Into the second half and extra time with no further scoring as the game became more attritional.
Ghana seemed to be happy to go penalties and their confidence and concentration paid off as Senegal 'blinked first' with Djilabodji shooting over.
The crowd dispersed happily enough.
Fifth for Given.
Senegal 1 Zambia 2 in Abidjan
Back in Abidjan for the third place playoff game between the two semi final losers.
A couple of thousand were in the stadium mainly concentrating on finding shade in the heat and humidity.
Senegal gave some squad players an opportunity and it may have cost them the game.
They did score first through Sow from a neat pass by Badiane.
But the Zambian coach, Herve Renard, made a couple of substitutions at the interval and the Chipolopolo forwards did the rest. Event top scorer Given Singuluma scored the second and his fifith of the tournament to seal the win.
Rather incongruously there was a presentation on the pitch to award the Zambians their third place medals.
Heart of Sunshine.
DR Congo 2 Ghana 0 the CHAN final in Abidjan.
So to the final.
Some were queuing from 9am to get the (free) tickets to see the favourites Ghana win the first edition of this event.
They piled off the buses in numbers and endured some light rain showers prior to the 4pm kick off. Security was tighter as the president of the Ivory Coast will be attendance.
We had music, dancing and an entertaining simulated football game (sans ball) before the kick off. Followed by the presidential entourage, complete with various limousines, making an entrance.
The stadium is just about full and expecting Ghana to win.
Ghana do their prolonged huddle (all huddles are getting longer) and DRC their communal prayers.
From the start DRC settled quicker and passed it around. It was not long before the impressive (and best player award winner) Mputu causes danger though the teams go in goalless at half time.
Soon after DRC get the breakthrough as Kaluyituka heads in at the far post. Though Ghana did try to step up the pace they seemed tired and in the end frustrated.
Mbenza's goal settled the game and though DRC did tend to overindulge the tricks the crowd by now had switched allegiance and recognised a worthy winner.
The Leopards, especially goalie Kidiaba, enjoyed their celebrations as captain Gladys Bokese collected the trophy from president Laurent Gbagbo.
Time will tell how this event progresses.
But, in the main, the quality of these five games was good despite lacking many obvious standout forwards.
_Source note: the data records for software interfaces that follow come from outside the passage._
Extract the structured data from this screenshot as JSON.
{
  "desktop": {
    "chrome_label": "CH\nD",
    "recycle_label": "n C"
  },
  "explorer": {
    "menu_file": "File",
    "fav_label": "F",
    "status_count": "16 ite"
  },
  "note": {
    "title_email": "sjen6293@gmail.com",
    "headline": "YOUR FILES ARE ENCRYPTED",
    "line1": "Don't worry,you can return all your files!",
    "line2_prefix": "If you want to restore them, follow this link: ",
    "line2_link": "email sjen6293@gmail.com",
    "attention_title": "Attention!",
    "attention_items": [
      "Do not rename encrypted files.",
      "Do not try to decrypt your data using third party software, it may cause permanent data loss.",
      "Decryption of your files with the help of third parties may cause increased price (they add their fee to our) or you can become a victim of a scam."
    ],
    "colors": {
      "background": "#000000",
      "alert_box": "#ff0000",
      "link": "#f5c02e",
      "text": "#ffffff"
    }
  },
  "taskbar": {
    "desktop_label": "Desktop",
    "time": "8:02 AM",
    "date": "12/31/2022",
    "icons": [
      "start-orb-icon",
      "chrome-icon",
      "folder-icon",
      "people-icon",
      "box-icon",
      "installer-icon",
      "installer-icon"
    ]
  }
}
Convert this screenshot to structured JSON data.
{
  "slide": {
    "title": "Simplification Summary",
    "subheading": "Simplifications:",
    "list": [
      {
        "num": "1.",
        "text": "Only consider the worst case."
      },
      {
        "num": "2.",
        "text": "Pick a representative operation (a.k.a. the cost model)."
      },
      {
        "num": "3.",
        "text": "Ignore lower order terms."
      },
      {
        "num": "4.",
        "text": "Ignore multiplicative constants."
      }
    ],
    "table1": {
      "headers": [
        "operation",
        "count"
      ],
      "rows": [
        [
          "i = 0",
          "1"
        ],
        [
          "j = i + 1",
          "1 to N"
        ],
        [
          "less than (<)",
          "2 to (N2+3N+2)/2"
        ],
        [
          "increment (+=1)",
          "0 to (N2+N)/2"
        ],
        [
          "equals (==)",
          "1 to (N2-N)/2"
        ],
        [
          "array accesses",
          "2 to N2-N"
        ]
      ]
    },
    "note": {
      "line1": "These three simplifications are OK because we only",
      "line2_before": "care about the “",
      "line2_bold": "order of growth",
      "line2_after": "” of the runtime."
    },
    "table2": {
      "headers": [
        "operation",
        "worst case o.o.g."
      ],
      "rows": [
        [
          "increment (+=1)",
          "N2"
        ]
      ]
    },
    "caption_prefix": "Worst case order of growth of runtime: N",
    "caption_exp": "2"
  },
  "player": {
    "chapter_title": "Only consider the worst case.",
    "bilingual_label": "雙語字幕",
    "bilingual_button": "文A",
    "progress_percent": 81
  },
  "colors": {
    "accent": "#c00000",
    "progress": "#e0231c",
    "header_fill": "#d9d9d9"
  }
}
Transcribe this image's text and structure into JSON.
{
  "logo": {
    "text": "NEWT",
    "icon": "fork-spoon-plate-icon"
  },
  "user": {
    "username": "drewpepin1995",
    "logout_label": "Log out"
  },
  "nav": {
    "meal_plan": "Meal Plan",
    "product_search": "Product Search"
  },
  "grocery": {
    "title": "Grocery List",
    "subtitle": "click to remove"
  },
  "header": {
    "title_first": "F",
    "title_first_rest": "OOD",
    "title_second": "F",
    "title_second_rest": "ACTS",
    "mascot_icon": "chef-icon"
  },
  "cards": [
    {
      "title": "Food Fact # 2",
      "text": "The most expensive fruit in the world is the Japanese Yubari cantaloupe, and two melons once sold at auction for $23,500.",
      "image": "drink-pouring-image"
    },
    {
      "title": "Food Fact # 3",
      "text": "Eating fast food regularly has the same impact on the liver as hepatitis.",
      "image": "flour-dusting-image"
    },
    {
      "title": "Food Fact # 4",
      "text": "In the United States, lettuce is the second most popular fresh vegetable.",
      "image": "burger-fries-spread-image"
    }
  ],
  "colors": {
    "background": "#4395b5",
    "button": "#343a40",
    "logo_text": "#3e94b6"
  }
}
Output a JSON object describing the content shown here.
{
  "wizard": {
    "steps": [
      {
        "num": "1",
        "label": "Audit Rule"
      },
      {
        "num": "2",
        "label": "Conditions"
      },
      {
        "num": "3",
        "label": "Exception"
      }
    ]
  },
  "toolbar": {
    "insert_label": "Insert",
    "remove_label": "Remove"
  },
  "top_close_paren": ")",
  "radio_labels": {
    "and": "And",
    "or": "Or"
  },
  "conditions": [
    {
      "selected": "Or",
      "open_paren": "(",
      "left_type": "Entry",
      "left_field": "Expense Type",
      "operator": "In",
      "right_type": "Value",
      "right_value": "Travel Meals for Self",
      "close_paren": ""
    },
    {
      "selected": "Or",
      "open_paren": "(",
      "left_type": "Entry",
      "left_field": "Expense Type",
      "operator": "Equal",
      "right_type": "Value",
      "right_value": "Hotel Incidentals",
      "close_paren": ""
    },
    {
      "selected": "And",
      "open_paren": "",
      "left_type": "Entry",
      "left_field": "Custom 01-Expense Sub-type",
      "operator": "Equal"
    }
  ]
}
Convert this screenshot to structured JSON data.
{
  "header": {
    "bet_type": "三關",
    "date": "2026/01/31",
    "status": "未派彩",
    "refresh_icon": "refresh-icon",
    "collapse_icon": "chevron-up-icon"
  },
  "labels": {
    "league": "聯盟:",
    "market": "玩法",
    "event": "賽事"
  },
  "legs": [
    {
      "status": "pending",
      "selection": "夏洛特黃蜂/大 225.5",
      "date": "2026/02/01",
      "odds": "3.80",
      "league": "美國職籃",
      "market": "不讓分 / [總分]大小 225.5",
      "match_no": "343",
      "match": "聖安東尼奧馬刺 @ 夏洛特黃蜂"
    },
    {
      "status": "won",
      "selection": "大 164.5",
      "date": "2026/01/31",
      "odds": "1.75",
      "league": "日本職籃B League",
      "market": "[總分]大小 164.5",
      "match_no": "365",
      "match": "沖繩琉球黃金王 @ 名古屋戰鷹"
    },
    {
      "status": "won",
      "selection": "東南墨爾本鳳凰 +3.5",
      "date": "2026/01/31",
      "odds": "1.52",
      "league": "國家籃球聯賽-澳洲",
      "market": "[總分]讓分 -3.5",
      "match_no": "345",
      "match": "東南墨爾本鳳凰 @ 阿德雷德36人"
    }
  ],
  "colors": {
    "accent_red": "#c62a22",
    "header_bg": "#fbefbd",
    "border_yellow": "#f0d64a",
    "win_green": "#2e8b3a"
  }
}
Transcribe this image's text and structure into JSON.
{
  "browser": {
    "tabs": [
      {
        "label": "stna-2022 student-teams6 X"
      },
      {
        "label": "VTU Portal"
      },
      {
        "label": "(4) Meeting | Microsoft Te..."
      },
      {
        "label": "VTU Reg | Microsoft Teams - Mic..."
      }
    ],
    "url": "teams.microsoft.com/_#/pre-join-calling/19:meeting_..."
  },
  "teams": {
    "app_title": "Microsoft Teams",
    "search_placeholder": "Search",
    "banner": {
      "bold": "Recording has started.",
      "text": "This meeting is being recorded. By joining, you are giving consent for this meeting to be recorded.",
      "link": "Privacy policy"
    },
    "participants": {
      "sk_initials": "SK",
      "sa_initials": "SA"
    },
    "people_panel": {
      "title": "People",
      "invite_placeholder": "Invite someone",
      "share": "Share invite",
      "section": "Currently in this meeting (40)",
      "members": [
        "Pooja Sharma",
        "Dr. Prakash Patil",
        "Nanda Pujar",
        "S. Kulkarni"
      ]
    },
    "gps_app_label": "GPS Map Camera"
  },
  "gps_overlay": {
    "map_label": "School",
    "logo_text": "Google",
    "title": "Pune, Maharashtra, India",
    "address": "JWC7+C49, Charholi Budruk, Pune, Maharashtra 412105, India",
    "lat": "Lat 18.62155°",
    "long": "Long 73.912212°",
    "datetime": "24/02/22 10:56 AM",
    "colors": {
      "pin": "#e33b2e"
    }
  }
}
Some of the players are sure to find places in European leagues.
Certainly it meant a lot to DR Congo who had large crowds greet them on their return to Kinshasa.
In 2011 the competition , with 16 teams rather than 8, is scheduled to be in Sudan.
An interesting choice of location given the present political situation.
Time will tell how the event progresses.
for more pics see http://www.photobox.co.uk/album/102321561